The community colleges also handed out their supply of Personal Protective Equipment like masks to cover the face to local hospitals.

“Much like our efforts to meet the needs of every student that crosses our paths, our colleges work every day to help meet the needs of the communities they serve,” added Baker.

“On behalf of the Alabama Department of Public Health, I am grateful for the willingness of the Alabama Community College System to grant the urgent request for the loan of their available ventilators in response to the COVID-19 pandemic,” commented State Health Officer Scott Harris.

“We are continually encouraged by the number of entities across the state that are rising to the occasion to meet the needs of the citizens of Alabama,” Harris concluded.

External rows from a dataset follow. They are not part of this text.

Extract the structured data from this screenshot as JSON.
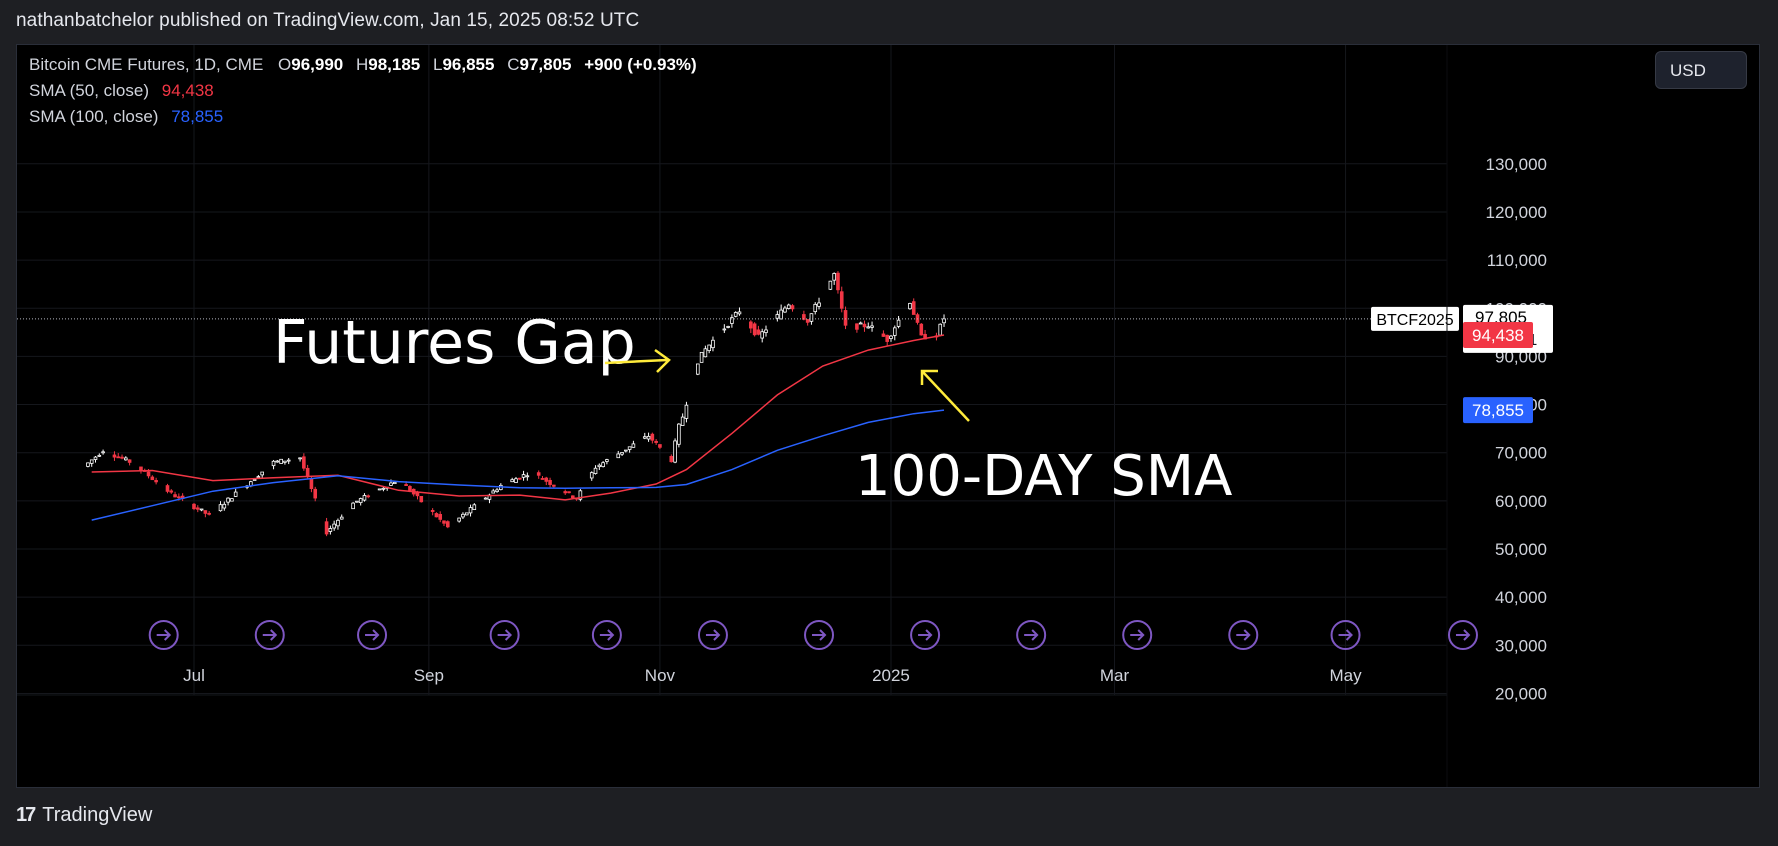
{
  "header": {
    "publisher_line": "nathanbatchelor published on TradingView.com, Jan 15, 2025 08:52 UTC"
  },
  "legend": {
    "symbol": "Bitcoin CME Futures, 1D, CME",
    "ohlc": [
      {
        "key": "O",
        "value": "96,990"
      },
      {
        "key": "H",
        "value": "98,185"
      },
      {
        "key": "L",
        "value": "96,855"
      },
      {
        "key": "C",
        "value": "97,805"
      }
    ],
    "change": "+900 (+0.93%)",
    "sma50_label": "SMA (50, close)",
    "sma50_value": "94,438",
    "sma100_label": "SMA (100, close)",
    "sma100_value": "78,855"
  },
  "currency_button": "USD",
  "footer": {
    "brand": "TradingView"
  },
  "colors": {
    "background": "#000000",
    "up_candle": "#ffffff",
    "down_candle": "#f23645",
    "sma50": "#f23645",
    "sma100": "#2962ff",
    "annotation_arrow": "#ffeb3b",
    "event_icon": "#7e57c2"
  },
  "chart_data": {
    "type": "candlestick",
    "symbol_tag": "BTCF2025",
    "last_price": "97,805",
    "countdown": "13:17:51",
    "y_ticks": [
      "130,000",
      "120,000",
      "110,000",
      "100,000",
      "90,000",
      "80,000",
      "70,000",
      "60,000",
      "50,000",
      "40,000",
      "30,000",
      "20,000"
    ],
    "x_ticks": [
      "Jul",
      "Sep",
      "Nov",
      "2025",
      "Mar",
      "May"
    ],
    "price_labels": [
      {
        "text": "94,438",
        "series": "SMA 50"
      },
      {
        "text": "78,855",
        "series": "SMA 100"
      }
    ],
    "annotations": [
      "Futures Gap",
      "100-DAY SMA"
    ],
    "ylim": [
      20000,
      130000
    ],
    "series": [
      {
        "name": "SMA (50, close)",
        "points": [
          [
            "2024-06-04",
            66000
          ],
          [
            "2024-06-20",
            66300
          ],
          [
            "2024-07-06",
            64200
          ],
          [
            "2024-07-22",
            64800
          ],
          [
            "2024-08-08",
            65300
          ],
          [
            "2024-08-24",
            62200
          ],
          [
            "2024-09-09",
            61000
          ],
          [
            "2024-09-25",
            61200
          ],
          [
            "2024-10-07",
            60200
          ],
          [
            "2024-10-19",
            61600
          ],
          [
            "2024-10-31",
            63500
          ],
          [
            "2024-11-08",
            66500
          ],
          [
            "2024-11-20",
            74000
          ],
          [
            "2024-12-02",
            82000
          ],
          [
            "2024-12-14",
            88000
          ],
          [
            "2024-12-26",
            91300
          ],
          [
            "2025-01-07",
            93300
          ],
          [
            "2025-01-15",
            94438
          ]
        ]
      },
      {
        "name": "SMA (100, close)",
        "points": [
          [
            "2024-06-04",
            56000
          ],
          [
            "2024-06-20",
            59000
          ],
          [
            "2024-07-06",
            62000
          ],
          [
            "2024-07-22",
            63800
          ],
          [
            "2024-08-08",
            65200
          ],
          [
            "2024-08-24",
            64000
          ],
          [
            "2024-09-09",
            63300
          ],
          [
            "2024-09-25",
            62700
          ],
          [
            "2024-10-07",
            62600
          ],
          [
            "2024-10-19",
            62700
          ],
          [
            "2024-10-31",
            62800
          ],
          [
            "2024-11-08",
            63400
          ],
          [
            "2024-11-20",
            66500
          ],
          [
            "2024-12-02",
            70500
          ],
          [
            "2024-12-14",
            73500
          ],
          [
            "2024-12-26",
            76300
          ],
          [
            "2025-01-07",
            78100
          ],
          [
            "2025-01-15",
            78855
          ]
        ]
      }
    ]
  }
}
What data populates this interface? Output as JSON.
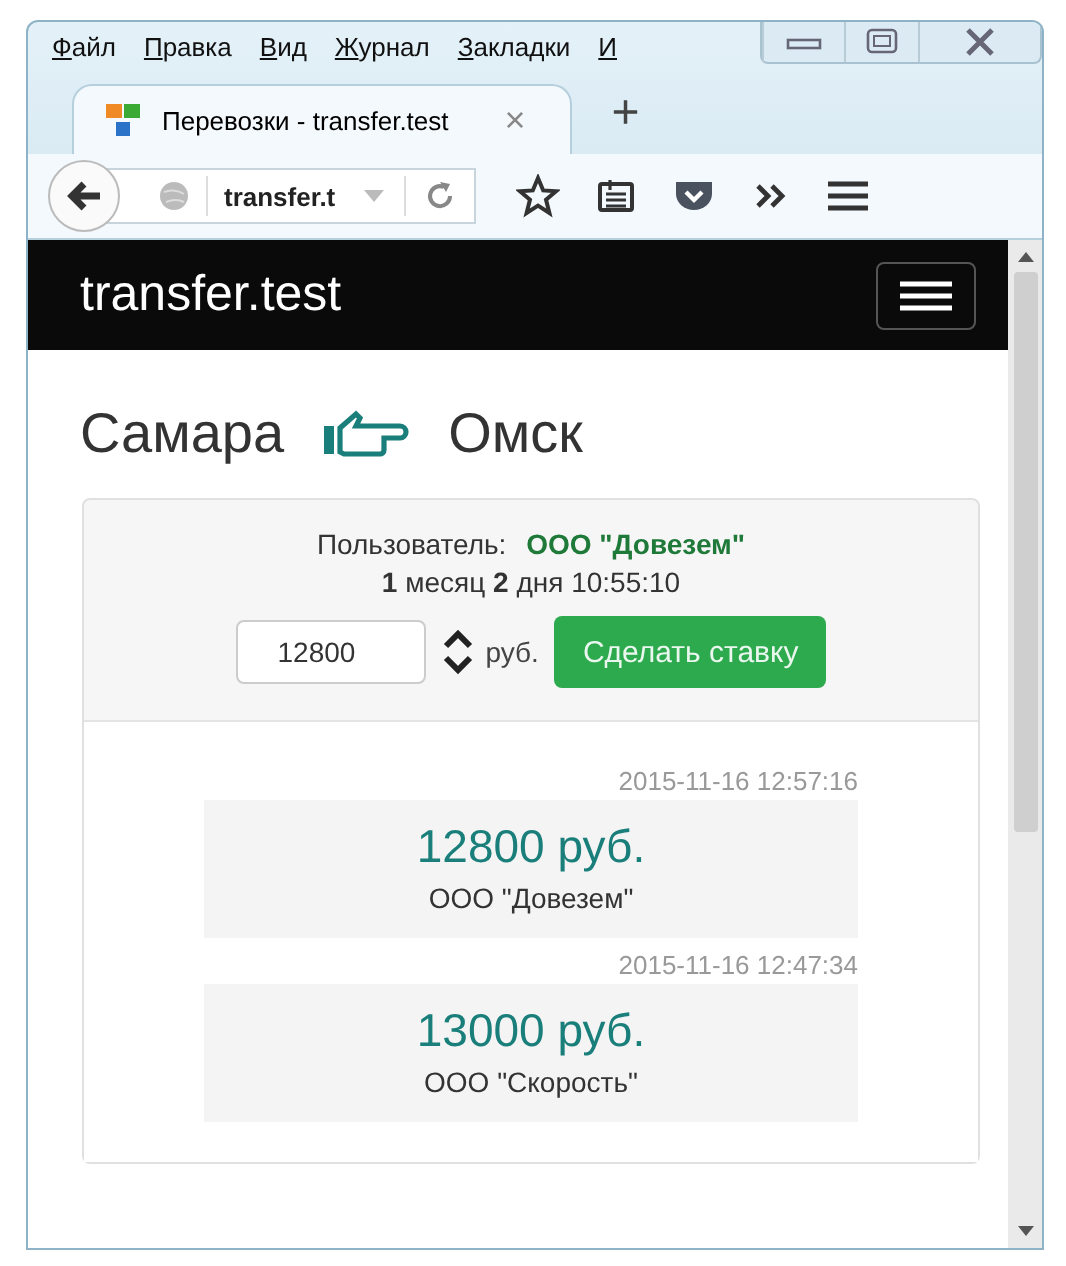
{
  "menu": [
    "Файл",
    "Правка",
    "Вид",
    "Журнал",
    "Закладки",
    "И"
  ],
  "tab": {
    "title": "Перевозки - transfer.test",
    "close": "×",
    "new": "+"
  },
  "address": {
    "value": "transfer.t"
  },
  "navbar": {
    "brand": "transfer.test"
  },
  "route": {
    "from": "Самара",
    "to": "Омск"
  },
  "bid_panel": {
    "user_label": "Пользователь:",
    "user": "ООО \"Довезем\"",
    "countdown": "**1** месяц **2** дня 10:55:10",
    "amount": "12800",
    "unit": "руб.",
    "button": "Сделать ставку"
  },
  "bids": [
    {
      "time": "2015-11-16 12:57:16",
      "amount": "12800 руб.",
      "company": "ООО \"Довезем\""
    },
    {
      "time": "2015-11-16 12:47:34",
      "amount": "13000 руб.",
      "company": "ООО \"Скорость\""
    }
  ]
}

Henry Thornton is a staff writer for Yellowhammer News. You can contact him by email: henry@yellowhammernews.com or on Twitter @HenryThornton95.